• [PROBLEM REQUIREMENTS]
Drop every picture, then repeat the records exactly.

Recorded data:
__________________________________________________
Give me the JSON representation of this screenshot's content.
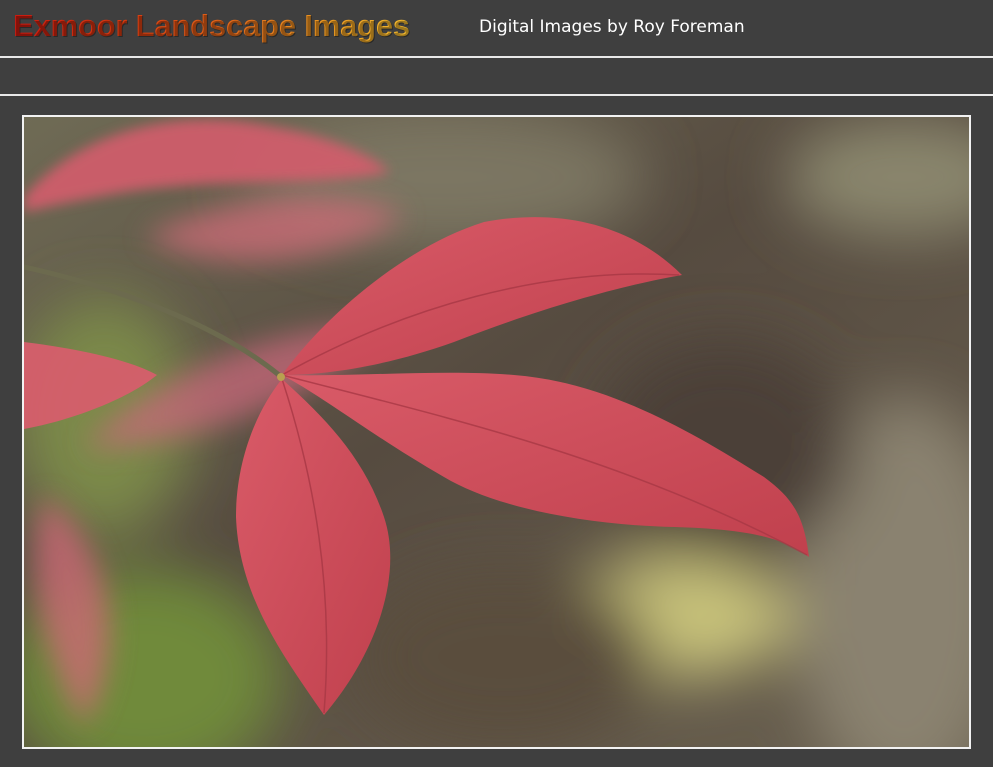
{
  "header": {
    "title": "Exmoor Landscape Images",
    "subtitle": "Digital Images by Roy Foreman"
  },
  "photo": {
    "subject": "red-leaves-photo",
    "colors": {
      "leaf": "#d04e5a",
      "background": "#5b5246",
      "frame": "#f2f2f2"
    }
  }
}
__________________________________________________
• [WRITTEN ANSWER]
Give me the JSON representation of this screenshot's content.
{
  "header": {
    "title": "Exmoor Landscape Images",
    "subtitle": "Digital Images by Roy Foreman"
  },
  "photo": {
    "subject": "red-leaves-photo",
    "colors": {
      "leaf": "#d04e5a",
      "background": "#5b5246",
      "frame": "#f2f2f2"
    }
  }
}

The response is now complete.